Start of DATA SUPPLIED

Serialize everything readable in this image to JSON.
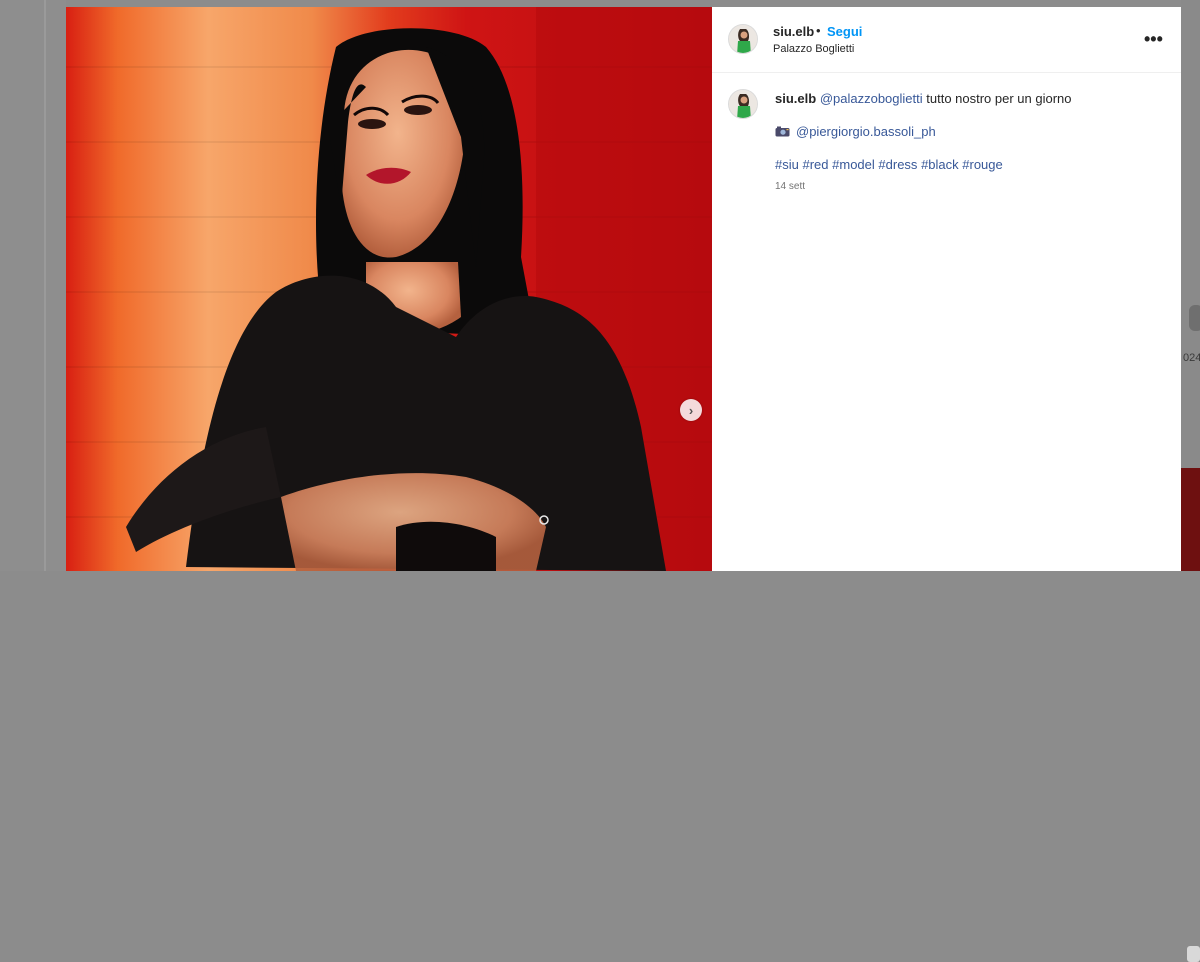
{
  "post": {
    "username": "siu.elb",
    "separator": "•",
    "follow_label": "Segui",
    "location": "Palazzo Boglietti",
    "more_icon": "•••"
  },
  "caption": {
    "username": "siu.elb",
    "mention": "@palazzoboglietti",
    "text": " tutto nostro per un giorno",
    "credit_icon": "camera-emoji",
    "credit_mention": "@piergiorgio.bassoli_ph",
    "hashtags": [
      "#siu",
      "#red",
      "#model",
      "#dress",
      "#black",
      "#rouge"
    ],
    "timestamp": "14 sett"
  },
  "media": {
    "next_icon": "›"
  },
  "background": {
    "partial_number": "024"
  },
  "colors": {
    "follow": "#0095f6",
    "link": "#385898",
    "text": "#262626",
    "muted": "#737373"
  }
}
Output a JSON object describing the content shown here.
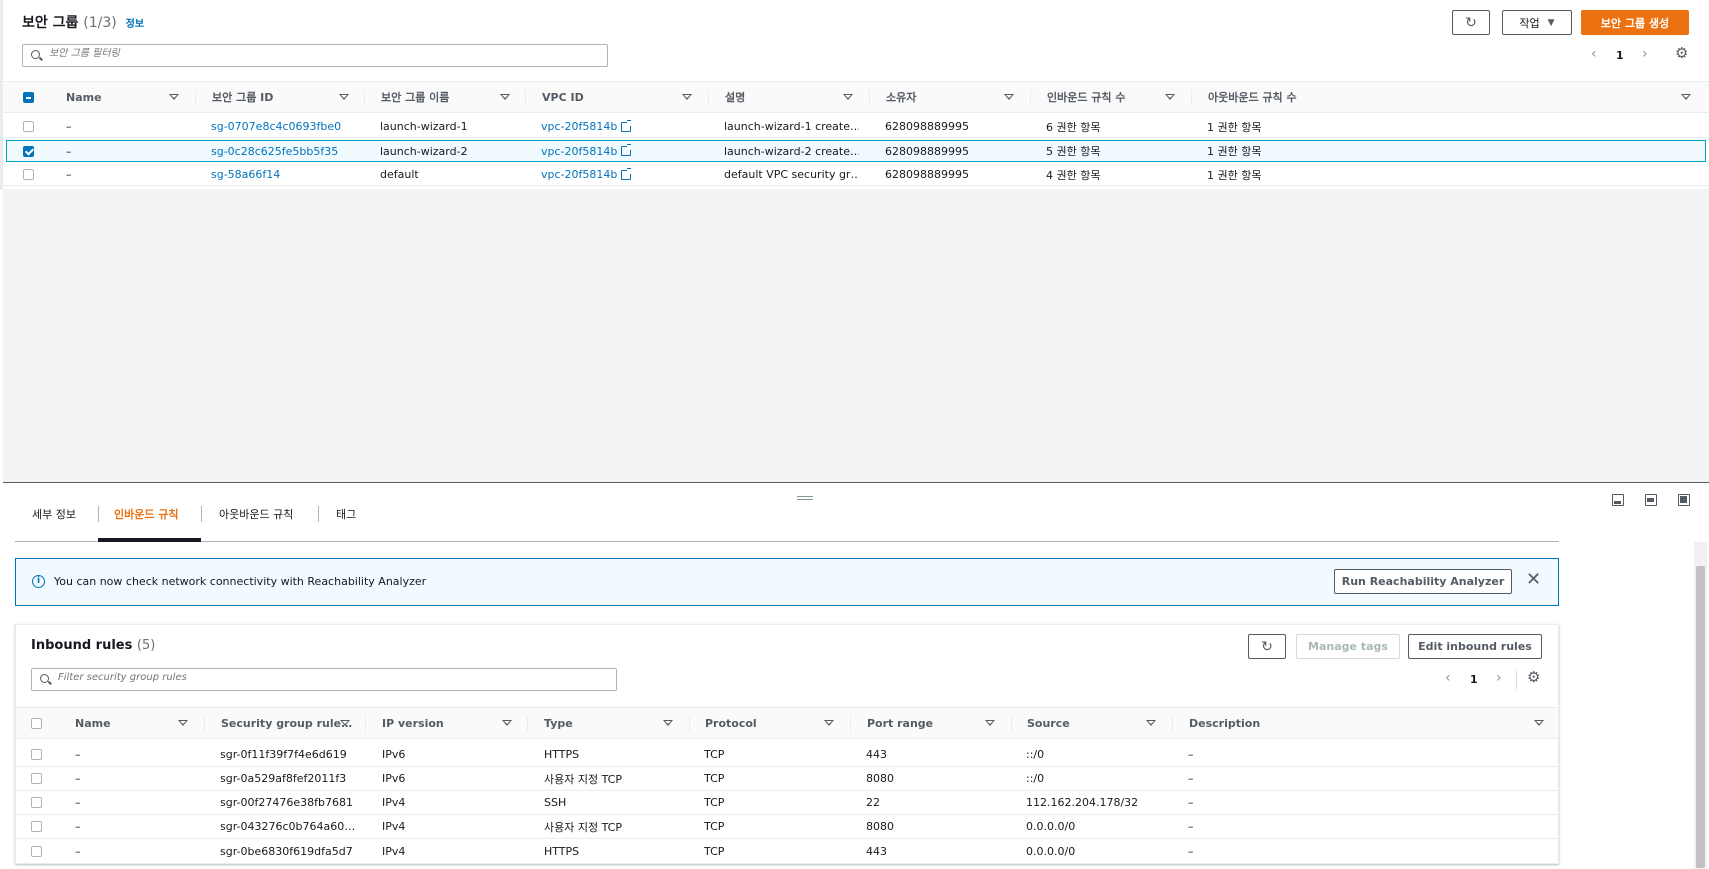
{
  "top": {
    "title": "보안 그룹",
    "count": "(1/3)",
    "info": "정보",
    "actions_label": "작업",
    "create_label": "보안 그룹 생성",
    "search_placeholder": "보안 그룹 필터링",
    "page": "1",
    "columns": [
      "Name",
      "보안 그룹 ID",
      "보안 그룹 이름",
      "VPC ID",
      "설명",
      "소유자",
      "인바운드 규칙 수",
      "아웃바운드 규칙 수"
    ],
    "rows": [
      {
        "name": "–",
        "id": "sg-0707e8c4c0693fbe0",
        "group_name": "launch-wizard-1",
        "vpc": "vpc-20f5814b",
        "desc": "launch-wizard-1 create…",
        "owner": "628098889995",
        "inbound": "6 권한 항목",
        "outbound": "1 권한 항목"
      },
      {
        "name": "–",
        "id": "sg-0c28c625fe5bb5f35",
        "group_name": "launch-wizard-2",
        "vpc": "vpc-20f5814b",
        "desc": "launch-wizard-2 create…",
        "owner": "628098889995",
        "inbound": "5 권한 항목",
        "outbound": "1 권한 항목"
      },
      {
        "name": "–",
        "id": "sg-58a66f14",
        "group_name": "default",
        "vpc": "vpc-20f5814b",
        "desc": "default VPC security gr…",
        "owner": "628098889995",
        "inbound": "4 권한 항목",
        "outbound": "1 권한 항목"
      }
    ]
  },
  "tabs": [
    "세부 정보",
    "인바운드 규칙",
    "아웃바운드 규칙",
    "태그"
  ],
  "banner": {
    "text": "You can now check network connectivity with Reachability Analyzer",
    "button": "Run Reachability Analyzer"
  },
  "inbound": {
    "title": "Inbound rules",
    "count": "(5)",
    "manage_tags": "Manage tags",
    "edit": "Edit inbound rules",
    "search_placeholder": "Filter security group rules",
    "page": "1",
    "columns": [
      "Name",
      "Security group rule…",
      "IP version",
      "Type",
      "Protocol",
      "Port range",
      "Source",
      "Description"
    ],
    "rows": [
      {
        "name": "–",
        "rule": "sgr-0f11f39f7f4e6d619",
        "ip": "IPv6",
        "type": "HTTPS",
        "proto": "TCP",
        "port": "443",
        "source": "::/0",
        "desc": "–"
      },
      {
        "name": "–",
        "rule": "sgr-0a529af8fef2011f3",
        "ip": "IPv6",
        "type": "사용자 지정 TCP",
        "proto": "TCP",
        "port": "8080",
        "source": "::/0",
        "desc": "–"
      },
      {
        "name": "–",
        "rule": "sgr-00f27476e38fb7681",
        "ip": "IPv4",
        "type": "SSH",
        "proto": "TCP",
        "port": "22",
        "source": "112.162.204.178/32",
        "desc": "–"
      },
      {
        "name": "–",
        "rule": "sgr-043276c0b764a60…",
        "ip": "IPv4",
        "type": "사용자 지정 TCP",
        "proto": "TCP",
        "port": "8080",
        "source": "0.0.0.0/0",
        "desc": "–"
      },
      {
        "name": "–",
        "rule": "sgr-0be6830f619dfa5d7",
        "ip": "IPv4",
        "type": "HTTPS",
        "proto": "TCP",
        "port": "443",
        "source": "0.0.0.0/0",
        "desc": "–"
      }
    ]
  }
}
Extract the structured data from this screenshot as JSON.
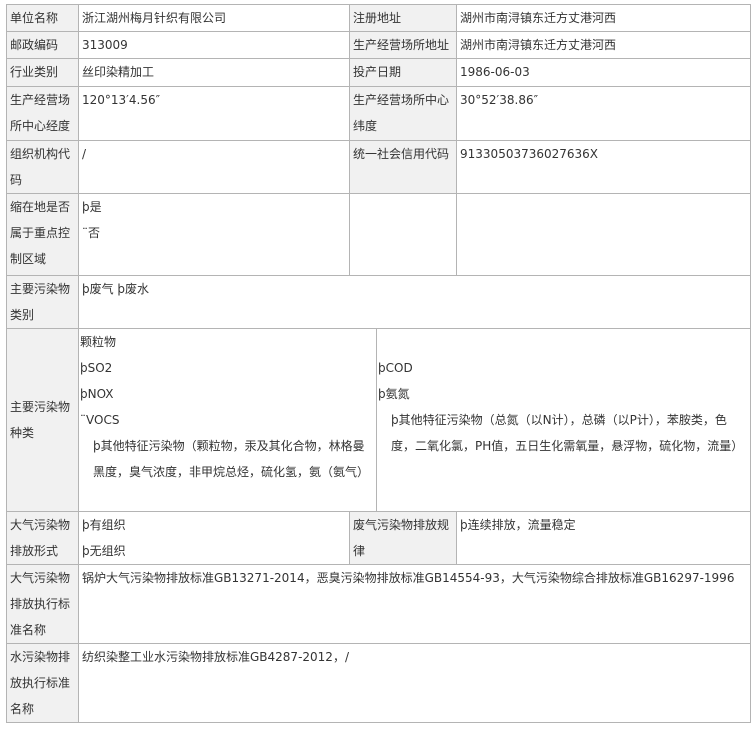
{
  "row1": {
    "label": "单位名称",
    "value": "浙江湖州梅月针织有限公司",
    "label2": "注册地址",
    "value2": "湖州市南浔镇东迁方丈港河西"
  },
  "row2": {
    "label": "邮政编码",
    "value": "313009",
    "label2": "生产经营场所地址",
    "value2": "湖州市南浔镇东迁方丈港河西"
  },
  "row3": {
    "label": "行业类别",
    "value": "丝印染精加工",
    "label2": "投产日期",
    "value2": "1986-06-03"
  },
  "row4": {
    "label": "生产经营场所中心经度",
    "value": "120°13′4.56″",
    "label2": "生产经营场所中心纬度",
    "value2": "30°52′38.86″"
  },
  "row5": {
    "label": "组织机构代码",
    "value": "/",
    "label2": "统一社会信用代码",
    "value2": "91330503736027636X"
  },
  "row6": {
    "label": "缩在地是否属于重点控制区域",
    "opt1": "þ是",
    "opt2": "¨否"
  },
  "row7": {
    "label": "主要污染物类别",
    "value": "þ废气  þ废水"
  },
  "row8": {
    "label": "主要污染物种类",
    "air_items": [
      "颗粒物",
      "þSO2",
      "þNOX",
      "¨VOCS"
    ],
    "air_other": "þ其他特征污染物（颗粒物，汞及其化合物，林格曼黑度，臭气浓度，非甲烷总烃，硫化氢，氨（氨气）",
    "water_items": [
      "þCOD",
      "þ氨氮"
    ],
    "water_other": "þ其他特征污染物（总氮（以N计），总磷（以P计），苯胺类，色度，二氧化氯，PH值，五日生化需氧量，悬浮物，硫化物，流量）"
  },
  "row9": {
    "label": "大气污染物排放形式",
    "opt1": "þ有组织",
    "opt2": "þ无组织",
    "label2": "废气污染物排放规律",
    "value2": "þ连续排放，流量稳定"
  },
  "row10": {
    "label": "大气污染物排放执行标准名称",
    "value": "锅炉大气污染物排放标准GB13271-2014，恶臭污染物排放标准GB14554-93，大气污染物综合排放标准GB16297-1996"
  },
  "row11": {
    "label": "水污染物排放执行标准名称",
    "value": "纺织染整工业水污染物排放标准GB4287-2012，/"
  }
}
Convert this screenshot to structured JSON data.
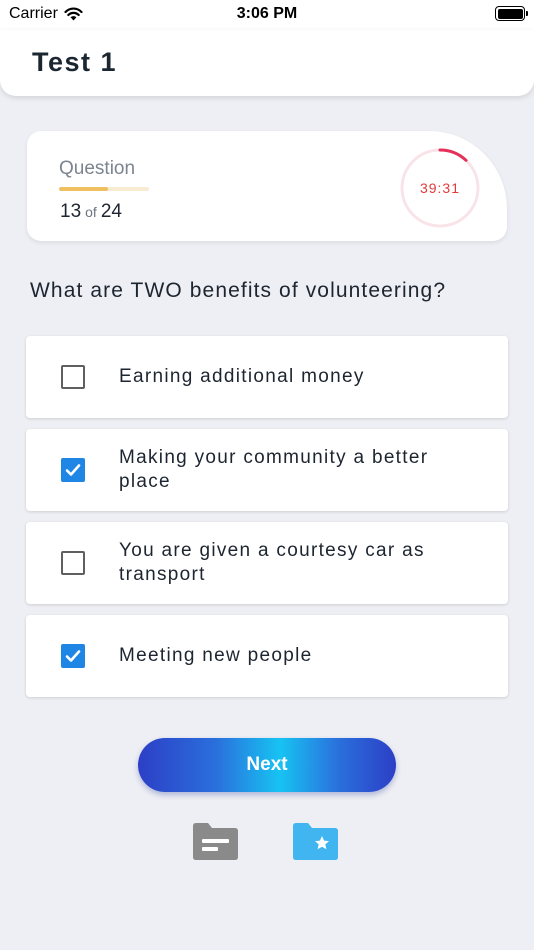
{
  "status_bar": {
    "carrier": "Carrier",
    "time": "3:06 PM"
  },
  "header": {
    "title": "Test 1"
  },
  "question_card": {
    "label": "Question",
    "current": "13",
    "of": "of",
    "total": "24",
    "progress": 0.54,
    "timer": "39:31",
    "timer_remaining_fraction": 0.12
  },
  "question": "What are TWO benefits of volunteering?",
  "options": [
    {
      "label": "Earning additional money",
      "checked": false
    },
    {
      "label": "Making your community a better place",
      "checked": true
    },
    {
      "label": "You are given a courtesy car as transport",
      "checked": false
    },
    {
      "label": "Meeting new people",
      "checked": true
    }
  ],
  "next_button": {
    "label": "Next"
  },
  "icons": {
    "notes": "folder-notes-icon",
    "favorites": "folder-star-icon"
  },
  "colors": {
    "accent": "#1f86e6",
    "timer": "#e23a3a",
    "progress": "#f0c060",
    "favorites_icon": "#41b5ef",
    "notes_icon": "#8a8a8a"
  }
}
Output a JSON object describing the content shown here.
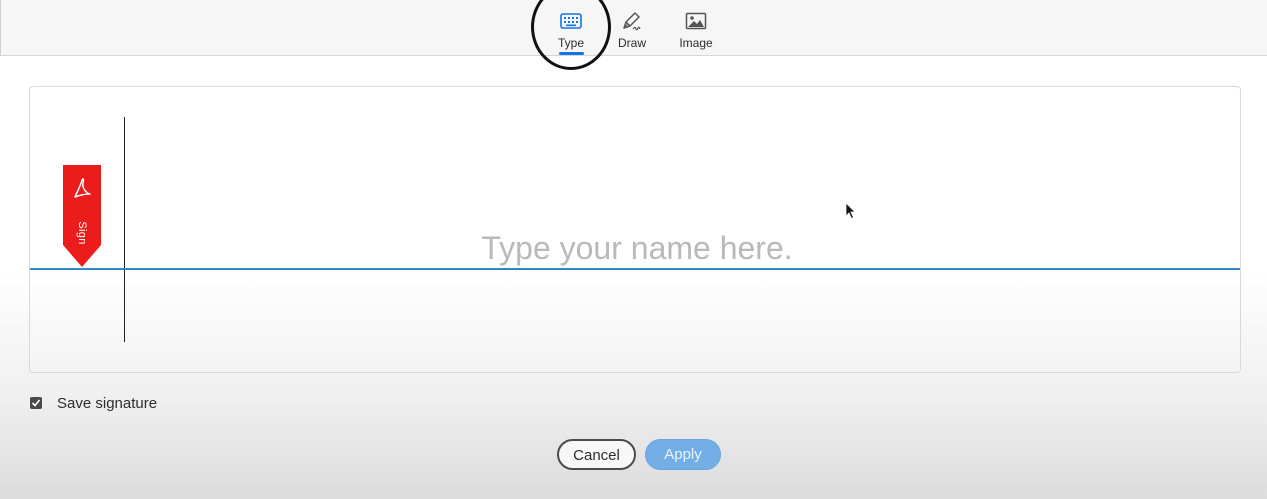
{
  "tabs": [
    {
      "label": "Type",
      "icon": "keyboard-icon",
      "active": true
    },
    {
      "label": "Draw",
      "icon": "pen-icon",
      "active": false
    },
    {
      "label": "Image",
      "icon": "image-icon",
      "active": false
    }
  ],
  "signature": {
    "badge_text": "Sign",
    "badge_icon": "acrobat-logo-icon",
    "name_value": "",
    "name_placeholder": "Type your name here."
  },
  "save": {
    "label": "Save signature",
    "checked": true
  },
  "buttons": {
    "cancel_label": "Cancel",
    "apply_label": "Apply"
  },
  "colors": {
    "accent": "#1473e6",
    "baseline": "#2f86c8",
    "sign_badge": "#ec1c1c",
    "apply_disabled": "#74aee6"
  }
}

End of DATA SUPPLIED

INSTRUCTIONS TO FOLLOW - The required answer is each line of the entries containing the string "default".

ANSWER SECTION -
        "group_name": "default",
        "desc": "default VPC security gr…",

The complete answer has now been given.